During the day a Turtle dove came to ride with us. She found the nice spot on one of the lines and stayed for couple of hours.
She was sitting above the saloon hatch and left couple of souvenirs on it. Captain was not happy.
Wind got stronger and stronger towards evening, and waves bigger. None of us was really interested in dinner. Luckily we had a big lunch. We reefed the main twice. On my watch wind got to 20 knots with gusts to 30, and waves were 2m high, very steep and close together. And they were coming almost from the side, and were rolling the boat to the side violently. I didn't like it a bit. Captain couldn't sleep so he volunteered to take over already at midnight. I was quite relieved. But wind and waves got a bit worse, so it was almost impossible for me to sleep. Only towards morning wind eased up a bit and waves got rounder, although they were still 2,5m high. I got couple of hours of sleep, and then got up early thinking that Captain must be exhausted. But for him night was not so horrible as for me.

During the day we discussed the accuracy of weather forecasts and decided that ZyGrib was absolutely spot on, while three out of four PredictWind forecasts were completely amiss, including the waves forecast.
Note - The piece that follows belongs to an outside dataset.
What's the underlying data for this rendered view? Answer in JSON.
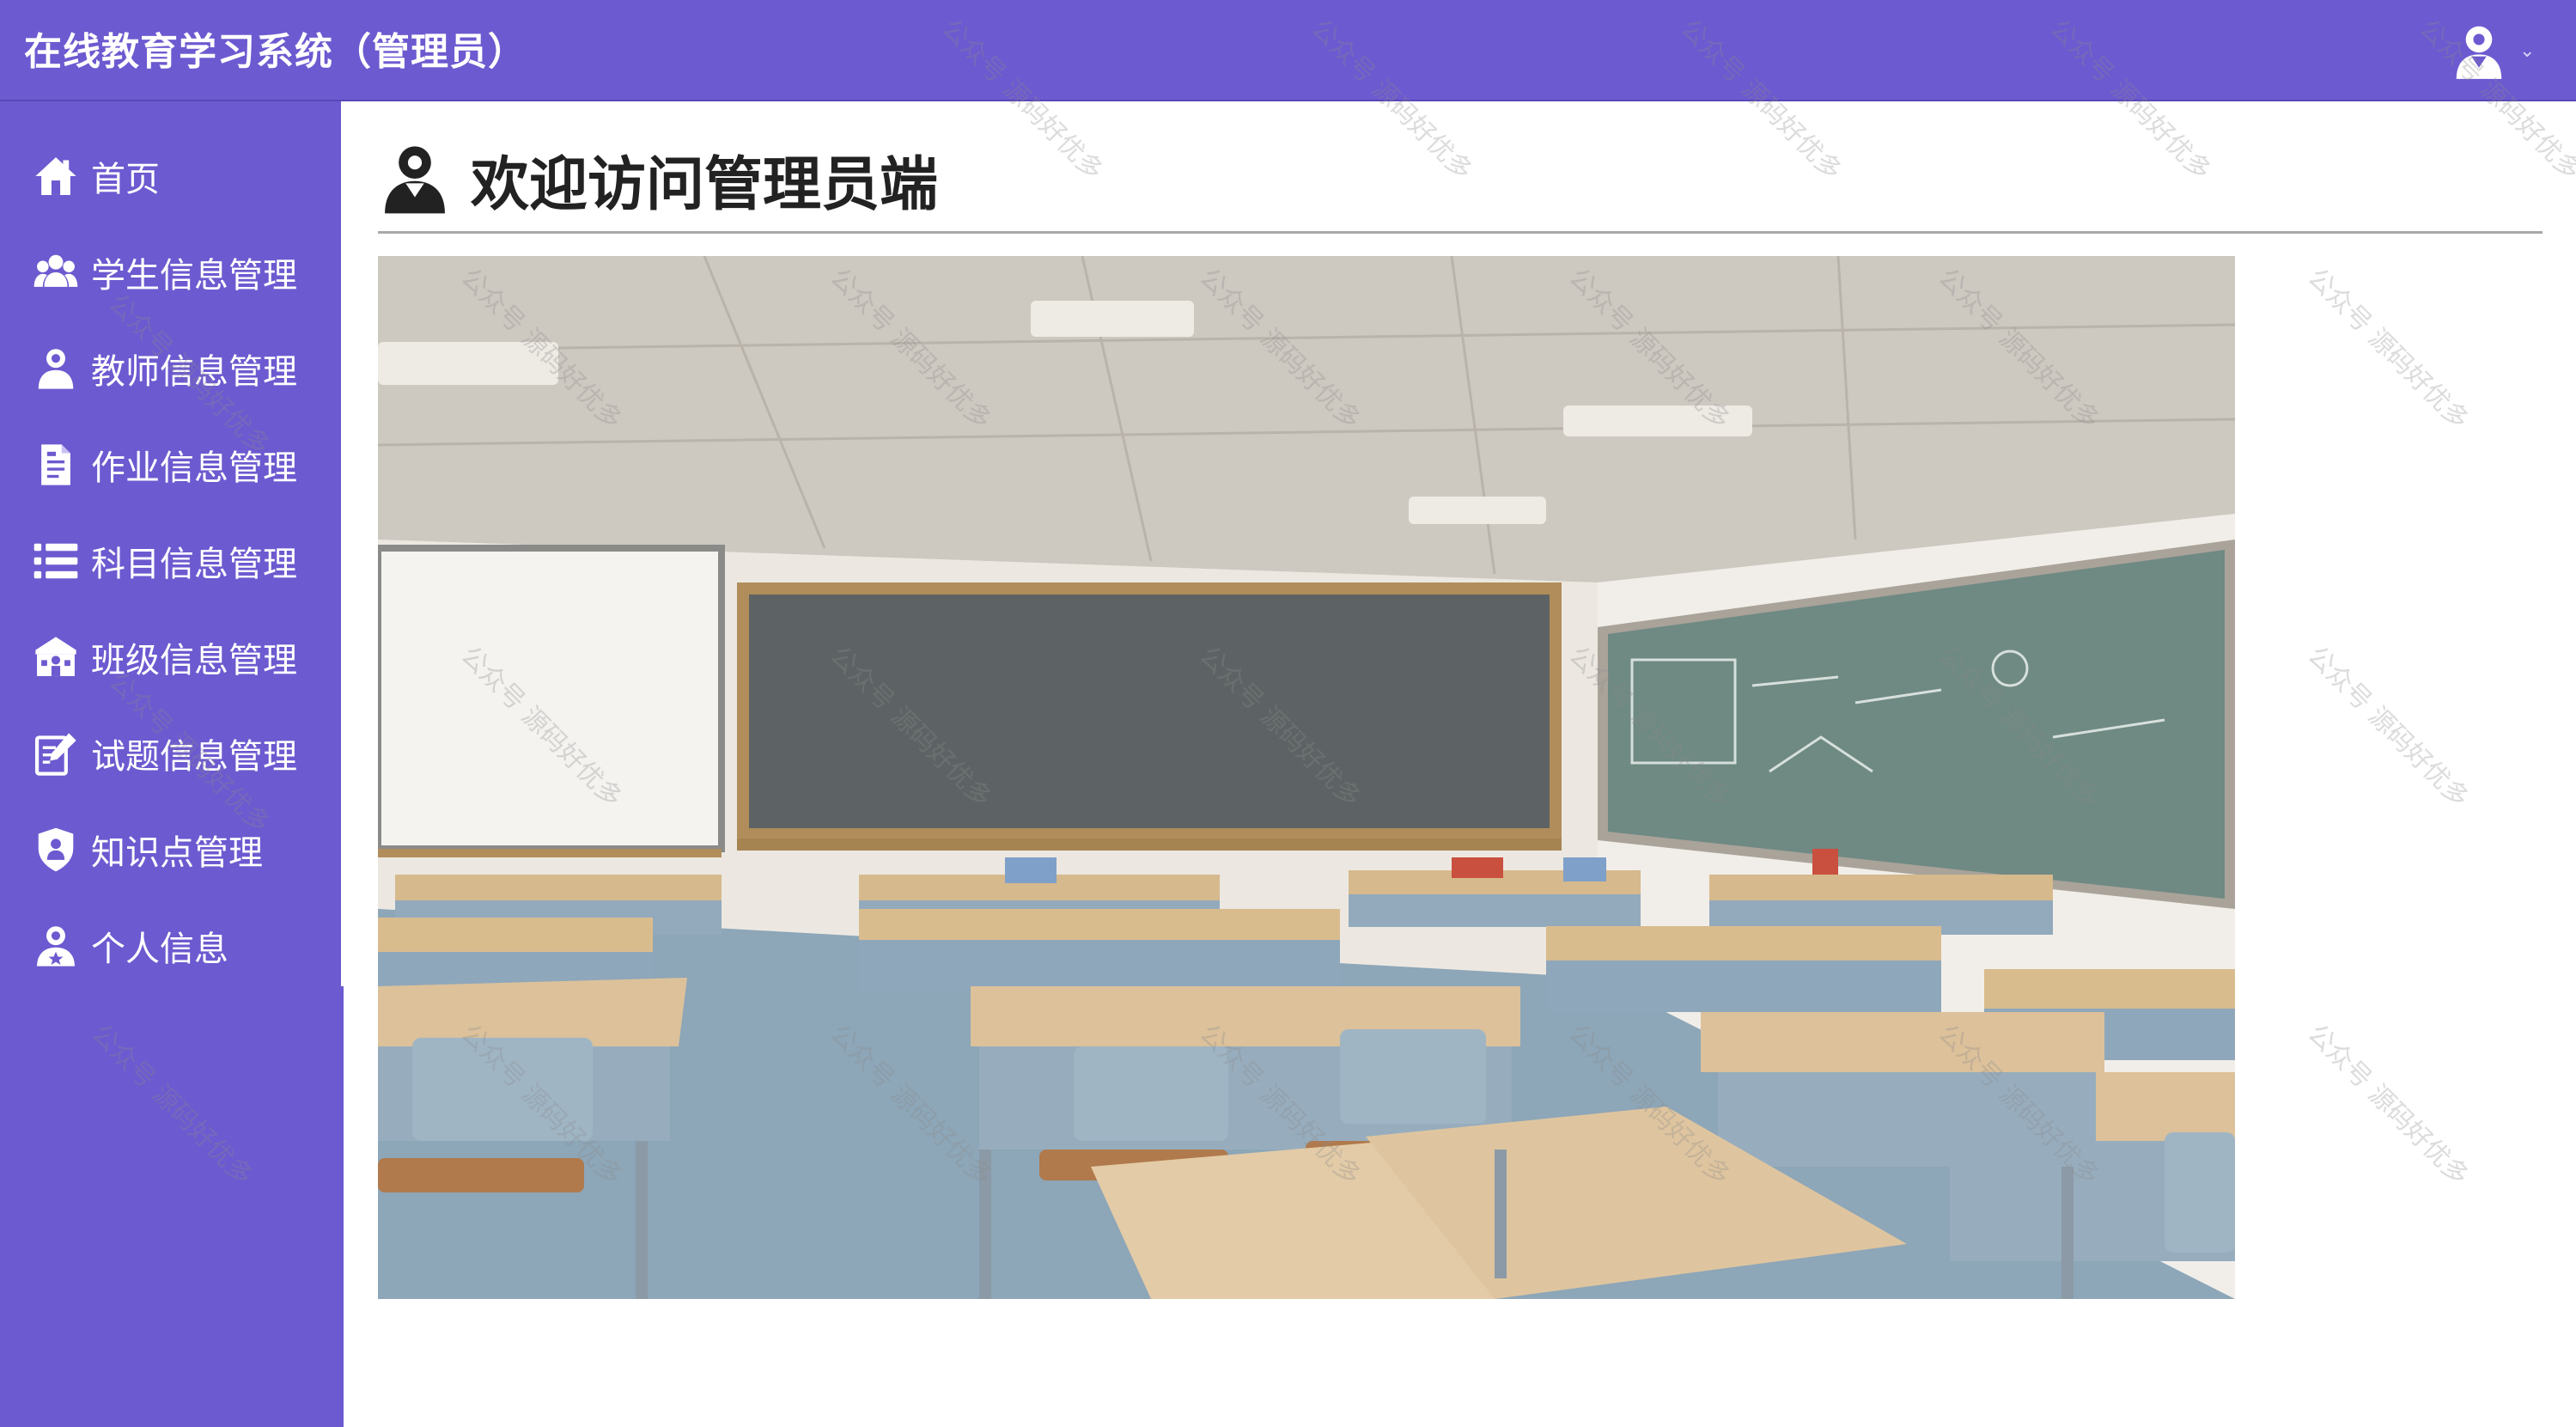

The German forecast on was also quite accurate, and Italian one on was almost there.

Around 11 in the morning we reached Sardinia.
We sailed around South end of Isola di San Pietro...
...into the first suitable anchorage.
For the rest of the day we ate, then rested, then ate some more and went to bed early. And I went for a swim in the evening.

Next morning, over coffee, we discussed the weather again and seeing it will be very calm for the next week, decided to sail North along West coast of Sardinia. With strong wind often blowing from Gulf de Lyon, accompanied by high waves, this stretch of coast is often avoided by sailors. So after the breakfast we sailed off between island of san Pietro and Sardinia and continued North. Our first anchorage was only 15 miles away.
Out in the open water there were still some waves from the strong wind of the two nights before. They were about 1m high and I almost convinced Captain to sail back, because all of the anchorages on West coast are pretty open. Luckily he insisted that we check the first anchorage out and sail back if it's too rolly.

We had to sail around the tunny net, that was stretched for some 2 miles perpendicular to the shore.
In the afternoon we reached our destination, Porto Flavia behind a small island of Pan di Zuccero. Until we were in the bay we couldn't see the island because it looks like the part of the land.
It all looked very pretty and inviting, and waves were not too bad. So we decided to stay. There are some cliffs on the North side of bay...
...remains of the mining on the East side...
...and pretty hills and pine trees in between.
And in the evening waves got smaller, wind almost died and I was glad we came here.